Two students at the University of Michigan’s Ross School of Business have started the school’s first private equity club to strengthen the relationship between students interested in the industry and professionals. The group, called Michigan …
Two students at the University of Michigan’s Ross School of Business have started the school’s first private equity club to strengthen the relationship between students interested in the industry and professionals.
The group, called Michigan Ross Private Equity, was formed by founder and co-president Greg Sanker. He is joined by co-president Ann Brophy, both MBA students at the school. The group is advised by Professor David Brophy, who serves as the director of the school’s Center for Venture Capital and Private Equity Finance and is Ann Brophy’s father.
Michigan Ross Private Equity has attracted close to 100 members so far, each of whom pays about $100 to join. The money will be used primarily to run the club’s upcoming events. “We’re one of the more expensive clubs on campus, [so] it’s great to see so many people sign up,” Sanker says.
The club has organized several events and plans a full-blown private equity conference, akin to those held at Wharton School and Harvard Business School, in 2016. Other events include a panel during the Michigan Private Equity Conference on Oct. 17.
The club’s conference will be “for students, put on by students, for everyone’s benefit,” Sanker says, describing the difference between the group’s event and the existing private equity conference.
Also, Michigan Ross Private Equity will run a “Private Equity Advisory” program for students to work directly with private equity firms.
The club is working to grow its alumni members and build awareness outside the university. Michigan Ross Private Equity wants to bring on more advisory board members who are private equity professionals and University of Michigan alumni. Also, the group also wants to find private equity firms looking for students to work with them during the school year, Sanker says.
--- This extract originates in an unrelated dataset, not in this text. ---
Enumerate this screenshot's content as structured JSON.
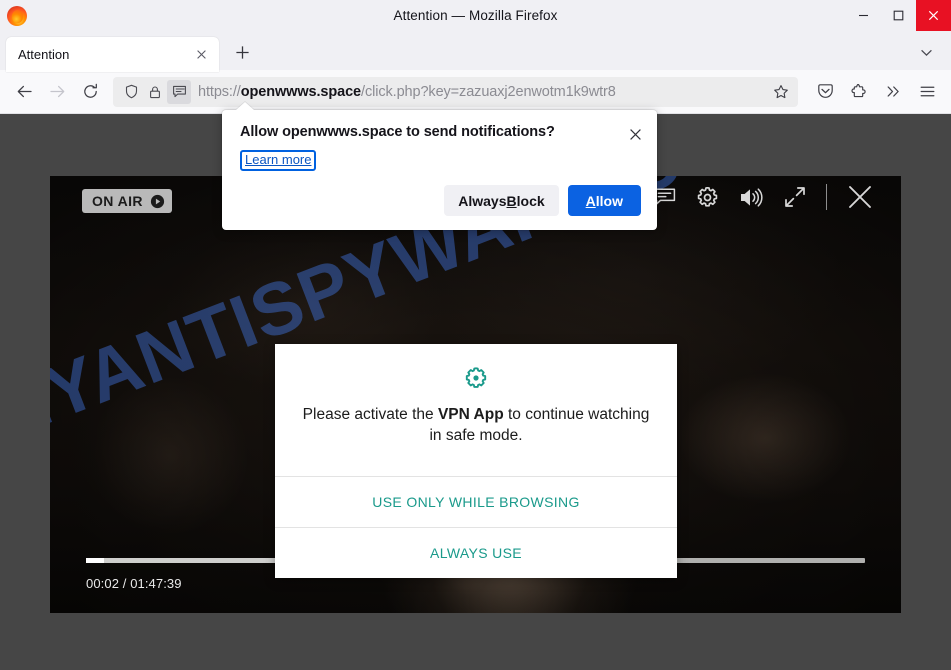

Both Sanker and Brophy have private equity experience. Sanker worked for about two years prior to business school at River Cities Capital Funds focusing primarily on control equity investments in healthcare service companies. Brophy worked this summer at Huron Capital Partners.
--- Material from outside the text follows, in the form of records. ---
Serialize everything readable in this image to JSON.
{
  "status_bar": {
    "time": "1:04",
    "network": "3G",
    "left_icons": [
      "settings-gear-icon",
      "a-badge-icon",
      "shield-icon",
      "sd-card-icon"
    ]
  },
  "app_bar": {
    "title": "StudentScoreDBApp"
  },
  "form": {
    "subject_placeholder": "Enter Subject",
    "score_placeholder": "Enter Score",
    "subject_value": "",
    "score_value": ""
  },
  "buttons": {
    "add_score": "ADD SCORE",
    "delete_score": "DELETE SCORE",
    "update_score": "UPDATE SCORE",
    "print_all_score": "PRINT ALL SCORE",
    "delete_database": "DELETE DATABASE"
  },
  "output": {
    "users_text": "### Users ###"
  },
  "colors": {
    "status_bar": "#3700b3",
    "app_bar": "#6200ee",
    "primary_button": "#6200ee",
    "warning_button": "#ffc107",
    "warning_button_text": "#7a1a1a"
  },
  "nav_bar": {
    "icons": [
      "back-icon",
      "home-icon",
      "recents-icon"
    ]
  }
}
“Working in middle market private equity was a great learning experience. It’s a profession that combines disciplines from entrepreneurship and finance, two fields I’m very passionate about,” Sanker says. “Michigan Ross is one of the best business schools in the world without a private equity club. I want to help students discover what I did at River Cities and build the school’s presence in the industry.”